Problem statement: Nothing in the data may be altered; copy it all exactly.

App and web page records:
++++++++++

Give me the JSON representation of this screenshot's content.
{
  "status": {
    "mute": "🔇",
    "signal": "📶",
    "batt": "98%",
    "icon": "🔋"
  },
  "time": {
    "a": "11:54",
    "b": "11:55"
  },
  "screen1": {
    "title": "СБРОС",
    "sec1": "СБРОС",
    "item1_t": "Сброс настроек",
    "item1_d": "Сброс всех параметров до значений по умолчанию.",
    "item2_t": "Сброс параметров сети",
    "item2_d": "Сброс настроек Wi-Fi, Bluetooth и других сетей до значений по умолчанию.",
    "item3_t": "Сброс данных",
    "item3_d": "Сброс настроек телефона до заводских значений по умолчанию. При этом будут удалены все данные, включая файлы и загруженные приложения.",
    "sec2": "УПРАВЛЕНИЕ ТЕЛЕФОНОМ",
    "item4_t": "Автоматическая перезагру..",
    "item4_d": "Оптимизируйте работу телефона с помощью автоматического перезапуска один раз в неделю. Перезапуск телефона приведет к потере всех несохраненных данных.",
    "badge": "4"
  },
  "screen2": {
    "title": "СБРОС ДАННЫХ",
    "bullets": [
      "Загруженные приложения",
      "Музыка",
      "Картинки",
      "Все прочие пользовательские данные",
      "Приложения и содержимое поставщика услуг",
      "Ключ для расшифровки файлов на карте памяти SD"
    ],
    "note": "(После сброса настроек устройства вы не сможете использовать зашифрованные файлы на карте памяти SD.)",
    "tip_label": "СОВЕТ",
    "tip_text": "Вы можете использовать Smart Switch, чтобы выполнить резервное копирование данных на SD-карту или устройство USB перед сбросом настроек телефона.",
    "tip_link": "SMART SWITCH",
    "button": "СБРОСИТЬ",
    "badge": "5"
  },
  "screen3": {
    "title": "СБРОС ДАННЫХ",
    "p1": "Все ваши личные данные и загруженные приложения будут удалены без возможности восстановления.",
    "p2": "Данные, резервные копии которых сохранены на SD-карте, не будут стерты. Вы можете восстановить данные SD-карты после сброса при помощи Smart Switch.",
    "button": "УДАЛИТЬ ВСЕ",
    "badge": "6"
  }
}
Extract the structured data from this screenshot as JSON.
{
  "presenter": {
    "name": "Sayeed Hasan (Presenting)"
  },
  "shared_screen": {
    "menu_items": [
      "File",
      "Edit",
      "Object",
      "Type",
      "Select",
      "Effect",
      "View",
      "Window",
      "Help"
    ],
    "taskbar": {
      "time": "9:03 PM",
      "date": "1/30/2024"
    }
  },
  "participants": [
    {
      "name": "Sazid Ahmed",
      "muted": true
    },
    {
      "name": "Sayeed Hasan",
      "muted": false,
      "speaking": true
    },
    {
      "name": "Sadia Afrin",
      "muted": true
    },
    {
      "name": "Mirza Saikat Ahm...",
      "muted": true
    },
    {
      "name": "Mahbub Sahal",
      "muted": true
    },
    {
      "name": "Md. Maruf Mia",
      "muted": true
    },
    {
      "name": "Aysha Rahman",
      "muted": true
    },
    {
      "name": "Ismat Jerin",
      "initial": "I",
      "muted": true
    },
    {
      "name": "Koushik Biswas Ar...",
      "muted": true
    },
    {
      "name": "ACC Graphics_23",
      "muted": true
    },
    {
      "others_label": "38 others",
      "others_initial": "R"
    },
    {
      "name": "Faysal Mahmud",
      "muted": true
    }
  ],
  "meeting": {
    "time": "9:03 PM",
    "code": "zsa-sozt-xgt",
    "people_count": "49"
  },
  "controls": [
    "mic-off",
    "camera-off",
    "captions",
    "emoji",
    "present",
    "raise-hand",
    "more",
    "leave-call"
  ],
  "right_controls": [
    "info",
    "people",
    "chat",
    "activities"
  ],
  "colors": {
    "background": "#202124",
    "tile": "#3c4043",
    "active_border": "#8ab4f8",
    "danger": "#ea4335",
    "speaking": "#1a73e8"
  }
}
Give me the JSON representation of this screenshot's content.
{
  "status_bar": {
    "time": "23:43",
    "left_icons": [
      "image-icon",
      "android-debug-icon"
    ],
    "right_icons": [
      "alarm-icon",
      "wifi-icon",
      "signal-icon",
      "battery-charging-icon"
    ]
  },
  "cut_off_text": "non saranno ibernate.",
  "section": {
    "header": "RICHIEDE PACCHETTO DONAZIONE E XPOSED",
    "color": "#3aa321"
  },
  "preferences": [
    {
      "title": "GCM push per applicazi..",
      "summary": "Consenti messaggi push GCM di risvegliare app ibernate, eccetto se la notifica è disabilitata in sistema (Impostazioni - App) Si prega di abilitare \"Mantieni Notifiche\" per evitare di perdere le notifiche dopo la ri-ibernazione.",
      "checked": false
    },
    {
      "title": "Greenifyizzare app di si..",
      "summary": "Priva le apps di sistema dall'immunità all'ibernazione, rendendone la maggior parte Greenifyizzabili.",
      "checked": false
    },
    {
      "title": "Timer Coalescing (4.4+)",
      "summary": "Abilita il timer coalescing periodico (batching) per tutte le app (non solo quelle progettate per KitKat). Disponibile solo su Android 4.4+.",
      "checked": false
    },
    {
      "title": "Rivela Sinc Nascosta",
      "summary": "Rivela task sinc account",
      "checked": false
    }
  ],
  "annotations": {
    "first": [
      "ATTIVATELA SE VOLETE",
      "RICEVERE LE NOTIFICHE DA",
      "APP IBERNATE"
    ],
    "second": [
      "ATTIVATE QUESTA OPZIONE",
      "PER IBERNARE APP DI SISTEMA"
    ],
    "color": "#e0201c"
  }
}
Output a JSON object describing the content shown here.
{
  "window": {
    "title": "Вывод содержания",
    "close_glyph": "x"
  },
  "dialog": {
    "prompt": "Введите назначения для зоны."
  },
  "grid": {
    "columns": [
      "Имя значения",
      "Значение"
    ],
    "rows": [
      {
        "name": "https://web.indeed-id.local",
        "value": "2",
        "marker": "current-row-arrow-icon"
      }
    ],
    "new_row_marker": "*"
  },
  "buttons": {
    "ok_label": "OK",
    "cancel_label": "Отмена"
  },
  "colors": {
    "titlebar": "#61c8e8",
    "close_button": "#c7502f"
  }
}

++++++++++

Result for this exercise:
Give me the JSON representation of this screenshot's content.
{
  "status": {
    "mute": "🔇",
    "signal": "📶",
    "batt": "98%",
    "icon": "🔋"
  },
  "time": {
    "a": "11:54",
    "b": "11:55"
  },
  "screen1": {
    "title": "СБРОС",
    "sec1": "СБРОС",
    "item1_t": "Сброс настроек",
    "item1_d": "Сброс всех параметров до значений по умолчанию.",
    "item2_t": "Сброс параметров сети",
    "item2_d": "Сброс настроек Wi-Fi, Bluetooth и других сетей до значений по умолчанию.",
    "item3_t": "Сброс данных",
    "item3_d": "Сброс настроек телефона до заводских значений по умолчанию. При этом будут удалены все данные, включая файлы и загруженные приложения.",
    "sec2": "УПРАВЛЕНИЕ ТЕЛЕФОНОМ",
    "item4_t": "Автоматическая перезагру..",
    "item4_d": "Оптимизируйте работу телефона с помощью автоматического перезапуска один раз в неделю. Перезапуск телефона приведет к потере всех несохраненных данных.",
    "badge": "4"
  },
  "screen2": {
    "title": "СБРОС ДАННЫХ",
    "bullets": [
      "Загруженные приложения",
      "Музыка",
      "Картинки",
      "Все прочие пользовательские данные",
      "Приложения и содержимое поставщика услуг",
      "Ключ для расшифровки файлов на карте памяти SD"
    ],
    "note": "(После сброса настроек устройства вы не сможете использовать зашифрованные файлы на карте памяти SD.)",
    "tip_label": "СОВЕТ",
    "tip_text": "Вы можете использовать Smart Switch, чтобы выполнить резервное копирование данных на SD-карту или устройство USB перед сбросом настроек телефона.",
    "tip_link": "SMART SWITCH",
    "button": "СБРОСИТЬ",
    "badge": "5"
  },
  "screen3": {
    "title": "СБРОС ДАННЫХ",
    "p1": "Все ваши личные данные и загруженные приложения будут удалены без возможности восстановления.",
    "p2": "Данные, резервные копии которых сохранены на SD-карте, не будут стерты. Вы можете восстановить данные SD-карты после сброса при помощи Smart Switch.",
    "button": "УДАЛИТЬ ВСЕ",
    "badge": "6"
  }
}
Extract the structured data from this screenshot as JSON.
{
  "presenter": {
    "name": "Sayeed Hasan (Presenting)"
  },
  "shared_screen": {
    "menu_items": [
      "File",
      "Edit",
      "Object",
      "Type",
      "Select",
      "Effect",
      "View",
      "Window",
      "Help"
    ],
    "taskbar": {
      "time": "9:03 PM",
      "date": "1/30/2024"
    }
  },
  "participants": [
    {
      "name": "Sazid Ahmed",
      "muted": true
    },
    {
      "name": "Sayeed Hasan",
      "muted": false,
      "speaking": true
    },
    {
      "name": "Sadia Afrin",
      "muted": true
    },
    {
      "name": "Mirza Saikat Ahm...",
      "muted": true
    },
    {
      "name": "Mahbub Sahal",
      "muted": true
    },
    {
      "name": "Md. Maruf Mia",
      "muted": true
    },
    {
      "name": "Aysha Rahman",
      "muted": true
    },
    {
      "name": "Ismat Jerin",
      "initial": "I",
      "muted": true
    },
    {
      "name": "Koushik Biswas Ar...",
      "muted": true
    },
    {
      "name": "ACC Graphics_23",
      "muted": true
    },
    {
      "others_label": "38 others",
      "others_initial": "R"
    },
    {
      "name": "Faysal Mahmud",
      "muted": true
    }
  ],
  "meeting": {
    "time": "9:03 PM",
    "code": "zsa-sozt-xgt",
    "people_count": "49"
  },
  "controls": [
    "mic-off",
    "camera-off",
    "captions",
    "emoji",
    "present",
    "raise-hand",
    "more",
    "leave-call"
  ],
  "right_controls": [
    "info",
    "people",
    "chat",
    "activities"
  ],
  "colors": {
    "background": "#202124",
    "tile": "#3c4043",
    "active_border": "#8ab4f8",
    "danger": "#ea4335",
    "speaking": "#1a73e8"
  }
}
Give me the JSON representation of this screenshot's content.
{
  "status_bar": {
    "time": "23:43",
    "left_icons": [
      "image-icon",
      "android-debug-icon"
    ],
    "right_icons": [
      "alarm-icon",
      "wifi-icon",
      "signal-icon",
      "battery-charging-icon"
    ]
  },
  "cut_off_text": "non saranno ibernate.",
  "section": {
    "header": "RICHIEDE PACCHETTO DONAZIONE E XPOSED",
    "color": "#3aa321"
  },
  "preferences": [
    {
      "title": "GCM push per applicazi..",
      "summary": "Consenti messaggi push GCM di risvegliare app ibernate, eccetto se la notifica è disabilitata in sistema (Impostazioni - App) Si prega di abilitare \"Mantieni Notifiche\" per evitare di perdere le notifiche dopo la ri-ibernazione.",
      "checked": false
    },
    {
      "title": "Greenifyizzare app di si..",
      "summary": "Priva le apps di sistema dall'immunità all'ibernazione, rendendone la maggior parte Greenifyizzabili.",
      "checked": false
    },
    {
      "title": "Timer Coalescing (4.4+)",
      "summary": "Abilita il timer coalescing periodico (batching) per tutte le app (non solo quelle progettate per KitKat). Disponibile solo su Android 4.4+.",
      "checked": false
    },
    {
      "title": "Rivela Sinc Nascosta",
      "summary": "Rivela task sinc account",
      "checked": false
    }
  ],
  "annotations": {
    "first": [
      "ATTIVATELA SE VOLETE",
      "RICEVERE LE NOTIFICHE DA",
      "APP IBERNATE"
    ],
    "second": [
      "ATTIVATE QUESTA OPZIONE",
      "PER IBERNARE APP DI SISTEMA"
    ],
    "color": "#e0201c"
  }
}
Output a JSON object describing the content shown here.
{
  "window": {
    "title": "Вывод содержания",
    "close_glyph": "x"
  },
  "dialog": {
    "prompt": "Введите назначения для зоны."
  },
  "grid": {
    "columns": [
      "Имя значения",
      "Значение"
    ],
    "rows": [
      {
        "name": "https://web.indeed-id.local",
        "value": "2",
        "marker": "current-row-arrow-icon"
      }
    ],
    "new_row_marker": "*"
  },
  "buttons": {
    "ok_label": "OK",
    "cancel_label": "Отмена"
  },
  "colors": {
    "titlebar": "#61c8e8",
    "close_button": "#c7502f"
  }
}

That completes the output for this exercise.